He said Rozzi was “appalled” to learn about his alleged abuser’s history of misconduct in the 2018 statewide grand jury report on clergy abuse, which identified about 300 predator priests and more than 1,000 victims, and pledged to take action.
Andreozzi said the suit highlights Rozzi’s commitment to expose the church’s cover-up of abusive priests. He said Rozzi also remains steadfast in seeing the state’s statute of limitations revised to give all survivors a chance to pursue claims.
Allentown Diocese spokesman Matt Kerr said Tuesday that the suit does not take into account the fact that Bishop Alfred Schlert, head of the diocese, and other church officials have cooperated with law enforcement.
“These lawsuits, based on a novel legal theory, have been filed against many dioceses. Bishop Schlert has always been transparent about the issue of clergy abuse of minors, and takes swift action to remove accused priests from ministry and to notify law enforcement,” Kerr said in a statement.
Kerr pointed out that in 2002, Bishop Edward Cullen, then head of the diocese, turned over the personnel files of accused priests to district attorneys from the five counties that comprise the diocese — Lehigh, Northampton, Berks, Carbon and Schuylkill.
"We were the first diocese in the state to do that,” he said.
Rozzi has been vocal about his experience of being sexually assaulted while serving as an altar boy in Berks County, first speaking publicly in 2010.
In the lawsuit, filed in Lehigh County Court, Rozzi describes being sexually abused by the Rev. Edward R. Graff, who served for 45 years, including 35 in the Allentown Diocese. The 2018 grand jury report stated that Graff raped dozens of children. He left the Allentown Diocese in 1988 and in 2002, was charged in in Texas with sexually assaulting a teenage boy. Graff died in jail at age 73 in November 2002.
Rozzi said in his suit that he learned from the grand jury report that church officials knew Graff had a history of sexually abusing children as early as 1986 — about a year after he abused Rozzi — and that Graff was sent to New Mexico for “treatment of undefined but serious conduct" to avoid a scandal.
He also learned, the suit says, that in 1979-80 Graff was put on “sick leave,” which at the time was a common euphemism the church used when a priest was sent for treatment related to sexual abuse.
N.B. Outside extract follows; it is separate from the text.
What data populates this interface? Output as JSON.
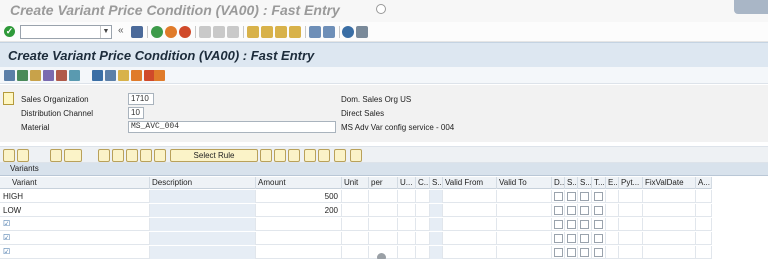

Rozzi said in the suit that he has mental health issues because of Graff’s abuse, which he alleges church officials could have prevented by warning him and his family about Graff. He is seeking a jury trial and unspecified monetary damages.
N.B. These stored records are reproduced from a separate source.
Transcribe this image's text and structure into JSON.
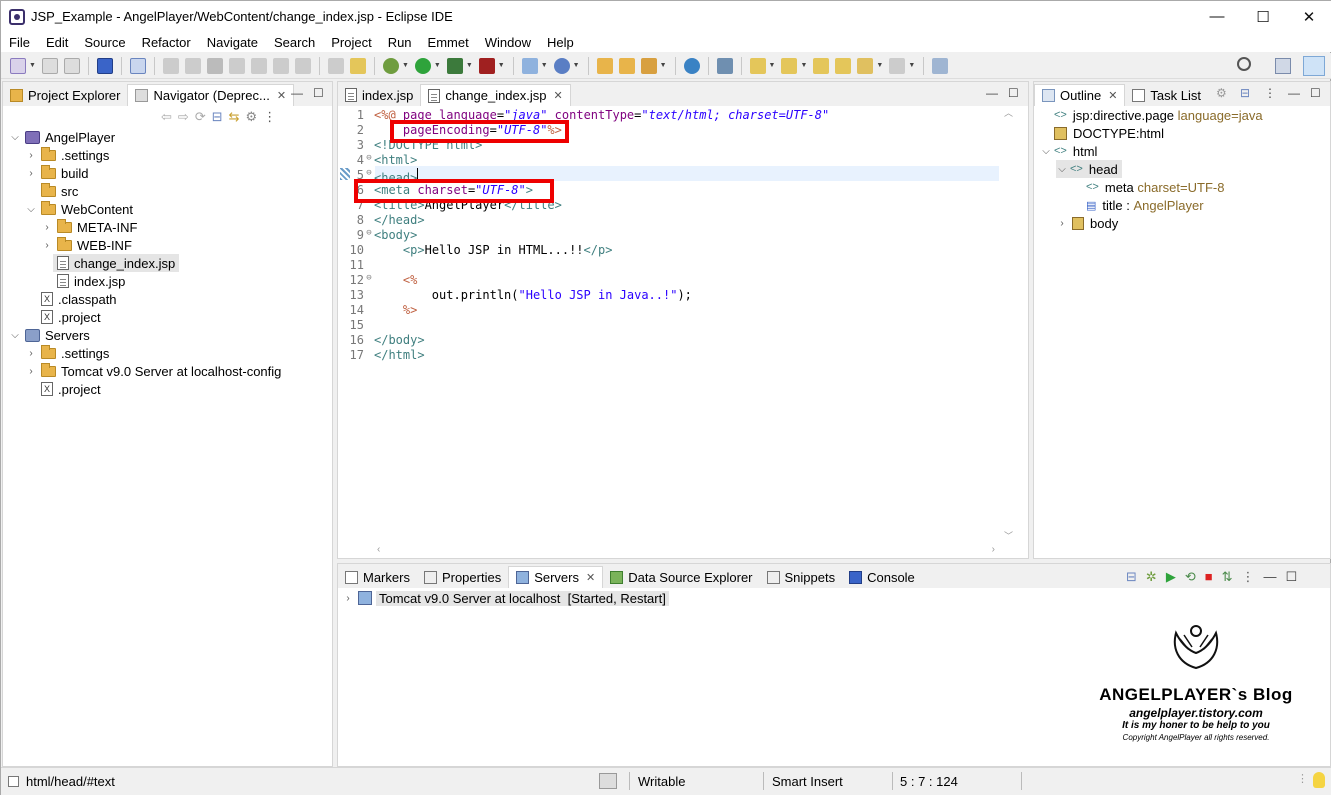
{
  "window": {
    "title": "JSP_Example - AngelPlayer/WebContent/change_index.jsp - Eclipse IDE",
    "controls": [
      "—",
      "☐",
      "✕"
    ]
  },
  "menu": [
    "File",
    "Edit",
    "Source",
    "Refactor",
    "Navigate",
    "Search",
    "Project",
    "Run",
    "Emmet",
    "Window",
    "Help"
  ],
  "left_panel": {
    "tabs": [
      {
        "label": "Project Explorer",
        "active": false
      },
      {
        "label": "Navigator (Deprec...",
        "active": true,
        "close": "✕"
      }
    ],
    "tree": [
      {
        "label": "AngelPlayer",
        "type": "project",
        "expanded": true
      },
      {
        "label": ".settings",
        "type": "folder"
      },
      {
        "label": "build",
        "type": "folder"
      },
      {
        "label": "src",
        "type": "folder"
      },
      {
        "label": "WebContent",
        "type": "folder",
        "expanded": true
      },
      {
        "label": "META-INF",
        "type": "folder"
      },
      {
        "label": "WEB-INF",
        "type": "folder"
      },
      {
        "label": "change_index.jsp",
        "type": "file",
        "selected": true
      },
      {
        "label": "index.jsp",
        "type": "file"
      },
      {
        "label": ".classpath",
        "type": "xml"
      },
      {
        "label": ".project",
        "type": "xml"
      },
      {
        "label": "Servers",
        "type": "project",
        "expanded": true
      },
      {
        "label": ".settings",
        "type": "folder"
      },
      {
        "label": "Tomcat v9.0 Server at localhost-config",
        "type": "folder"
      },
      {
        "label": ".project",
        "type": "xml"
      }
    ]
  },
  "editor": {
    "tabs": [
      {
        "label": "index.jsp",
        "active": false
      },
      {
        "label": "change_index.jsp",
        "active": true,
        "close": "✕"
      }
    ],
    "line_numbers": [
      "1",
      "2",
      "3",
      "4",
      "5",
      "6",
      "7",
      "8",
      "9",
      "10",
      "11",
      "12",
      "13",
      "14",
      "15",
      "16",
      "17"
    ],
    "lines": [
      "<%@ page language=\"java\" contentType=\"text/html; charset=UTF-8\"",
      "    pageEncoding=\"UTF-8\"%>",
      "<!DOCTYPE html>",
      "<html>",
      "<head>",
      "<meta charset=\"UTF-8\">",
      "<title>AngelPlayer</title>",
      "</head>",
      "<body>",
      "    <p>Hello JSP in HTML...!!</p>",
      "",
      "    <%",
      "        out.println(\"Hello JSP in Java..!\");",
      "    %>",
      "",
      "</body>",
      "</html>"
    ]
  },
  "outline_panel": {
    "tabs": [
      {
        "label": "Outline",
        "active": true,
        "close": "✕"
      },
      {
        "label": "Task List",
        "active": false
      }
    ],
    "items": [
      {
        "label": "jsp:directive.page",
        "extra": "language=java"
      },
      {
        "label": "DOCTYPE:html",
        "extra": ""
      },
      {
        "label": "html",
        "extra": ""
      },
      {
        "label": "head",
        "extra": ""
      },
      {
        "label": "meta",
        "extra": "charset=UTF-8"
      },
      {
        "label": "title",
        "extra": "AngelPlayer",
        "sep": " : "
      },
      {
        "label": "body",
        "extra": ""
      }
    ]
  },
  "bottom_panel": {
    "tabs": [
      {
        "label": "Markers",
        "active": false
      },
      {
        "label": "Properties",
        "active": false
      },
      {
        "label": "Servers",
        "active": true,
        "close": "✕"
      },
      {
        "label": "Data Source Explorer",
        "active": false
      },
      {
        "label": "Snippets",
        "active": false
      },
      {
        "label": "Console",
        "active": false
      }
    ],
    "server_row": "Tomcat v9.0 Server at localhost  [Started, Restart]"
  },
  "status": {
    "path": "html/head/#text",
    "mode": "Writable",
    "insert": "Smart Insert",
    "position": "5 : 7 : 124"
  },
  "watermark": {
    "title": "ANGELPLAYER`s Blog",
    "url": "angelplayer.tistory.com",
    "tagline": "It is my honer to be help to you",
    "copyright": "Copyright AngelPlayer all rights reserved."
  },
  "colors": {
    "tag": "#3f7f7f",
    "attr": "#7f007f",
    "value": "#2a00ff",
    "jsp_delim": "#bf5f3f",
    "highlight_box": "#ee0000"
  }
}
“The suppression of the identity of abuser priests was a fraudulent scheme intended to protect the diocese’s interests and their reputation,” the suit states.
Rozzi’s suit is the second in less than a week to be filed against the diocese, pointing to previously unknown facts that came out in the 2018 report.
Permitting lawsuits that were previously barred by the statute of limitations was one of the recommendations made by the statewide grand jury, which looked back at abuse claims over seven decades.
Lawmakers in November passed a bill that Rozzi, a Berks County Democrat, sponsored, approving a measure toward a constitutional amendment that would open a two-year window for adult victims to retroactively sue perpetrators and the institutions that protected them. But it would have to be passed again in the next legislative session, which begins in 2021, and then placed on a ballot as a referendum for voters. The earliest that could happen would be November 2021.
In the meantime, many are watching to see what happens with the woman’s lawsuit against the Altoona-Johnstown diocese that Superior Court allowed to move forward.
Renee Rice alleged church leaders conspired to cover up her sexual abuse as a child in the 1970s and 1980s. While the diocese argued that the statute of limitations had expired, Rice’s attorneys countered that she had no way of knowing about the cover-up until she read the grand jury’s report. Superior Court sided with Rice, sending her case back to Blair County Court for trial.
The defendants, three priests and the diocese, appealed to the Pennsylvania Supreme Court, which agreed in March to review the decision.